If you think this is melodramatic, then consider this less extreme scenario: a glitch on your line cuts off your broadband. Would you be able to carry on working, or would you be cut off from your files until your service came back?

We'll show you how to make a backup of some key cloud services that, unlike Dropbox and iCloud Drive' don't automatically replicate themselves on your Mac or Windows PC.

How to back up your data from the cloud

Google packages your Gmail data and tells you when it's ready to download


Download emails from your Gmail account by first pointing your browser at and logging in with the relevant Gmail account (this also works if you're managing your email using a personal domain hosted on Google servers using its Apps service).

Scroll down the "My account" page until you see "Control your content". Click on it, then select "Create Archive" under where it says "Download data".

Select the data types you want to download – if you just want to download your email, click 'Select none' and then click the switch beside Mail. Click Next, pick a format and choose whether you want to be emailed a link to the archive or have it saved to Google Drive.

Compiling a mail database can take from several hours to several days, depending on how many messages it contains. You'll be notified when it's ready. Yahoo Mail, and Hotmail users can't download messages directly this way, but there is a workaround you can perform using OS X's native Mail application, or a desktop Email client such as Outlook or Thunderbird.

The trick is to first download the messages in the usual way and then archive them manually. Fire up Mail and pick Add Account from the Mail menu.

Select 'Other' from the account type options and enter your address and password. Mail will automatically detect the rest of the settings, after which you can allow it to download the complete archive of your mail from the server.

You can now copy the email messages to a secure folder on your Mac by selecting them and dragging them out of the message list pane of the Mail app.


You can export your address book via Google using its takeout service (see Email, above right) using the vCard format. This is an industry standard that you can import into the OS X Contacts app and sync to iOS.

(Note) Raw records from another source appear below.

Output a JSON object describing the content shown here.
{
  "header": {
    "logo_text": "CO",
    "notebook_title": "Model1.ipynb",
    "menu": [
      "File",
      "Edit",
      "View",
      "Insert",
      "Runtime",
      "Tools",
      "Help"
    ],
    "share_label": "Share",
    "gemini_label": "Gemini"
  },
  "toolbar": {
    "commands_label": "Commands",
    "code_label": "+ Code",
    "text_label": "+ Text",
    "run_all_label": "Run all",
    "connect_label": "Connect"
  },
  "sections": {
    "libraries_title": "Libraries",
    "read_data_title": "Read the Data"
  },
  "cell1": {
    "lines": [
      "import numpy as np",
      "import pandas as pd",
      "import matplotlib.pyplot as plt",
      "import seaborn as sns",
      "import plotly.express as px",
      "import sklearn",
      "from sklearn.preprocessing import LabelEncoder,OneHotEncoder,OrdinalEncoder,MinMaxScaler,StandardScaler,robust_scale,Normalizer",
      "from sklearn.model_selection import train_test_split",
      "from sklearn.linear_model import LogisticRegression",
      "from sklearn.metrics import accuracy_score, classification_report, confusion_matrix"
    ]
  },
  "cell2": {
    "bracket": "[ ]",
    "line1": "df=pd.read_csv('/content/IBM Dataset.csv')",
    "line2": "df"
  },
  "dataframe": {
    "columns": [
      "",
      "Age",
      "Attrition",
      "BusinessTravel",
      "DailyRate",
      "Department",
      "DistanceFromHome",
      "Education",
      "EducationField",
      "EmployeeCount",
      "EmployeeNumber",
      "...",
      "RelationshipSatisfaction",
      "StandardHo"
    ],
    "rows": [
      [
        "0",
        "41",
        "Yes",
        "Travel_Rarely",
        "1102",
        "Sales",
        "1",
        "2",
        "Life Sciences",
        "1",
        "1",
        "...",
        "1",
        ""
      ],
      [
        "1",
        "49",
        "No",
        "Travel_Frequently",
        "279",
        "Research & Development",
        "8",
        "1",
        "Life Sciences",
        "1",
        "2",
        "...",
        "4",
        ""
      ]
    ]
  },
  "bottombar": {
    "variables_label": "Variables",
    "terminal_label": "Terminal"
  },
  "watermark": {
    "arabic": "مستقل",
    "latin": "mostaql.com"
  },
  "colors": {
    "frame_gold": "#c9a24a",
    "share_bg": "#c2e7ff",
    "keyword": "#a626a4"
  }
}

If you're using or Hotmail, click the grid icon on the banner at the top of the screen and pick People from the menu. Microsoft prefers CSV format (comma separated values). Select the contacts you want to export (or just select nothing to export them all) and pick 'Export for and other services' from the Manage menu.

From Yahoo pick the Contacts icon immediately below the Yahoo Mail logo. Tick the boxes beside the particular details you want to save, then click the Actions menu, pick Export and choose a format (we'd recommend vCard Single File) and finally click Export Now.


Many of us rely on our calendars, which is why we're glad you can export it from Google – browse to, select Calendar as the download, then click Next. Leave the download format as 'Zip' and opt to be emailed when the file's ready.

To export your (Outlook and Hotmail) calendar, log into, click the Share link and pick the calendar you want to export. Ignore the address box, and click 'Get a link', followed by the first 'Create' button, below 'Show event details'. Copy the import option link.

To import the calendar into the OS X Calendar, click File > New Calendar Subscription inside the OS X app, then paste in the address you copied, but change the leading webcals bit to https' and change the Location dropdown to 'My Mac' to store it locally.

Nik is an Esperanto-speaking, pencil-bothering, manual typewriter fan who also happens to have a soft spot for tech after sufficient years in the business to know what that disk icon on the save button actually means. Never happier than when out in his campervan, coffee in one hand, ebook in the other, listening to the rain on the roof.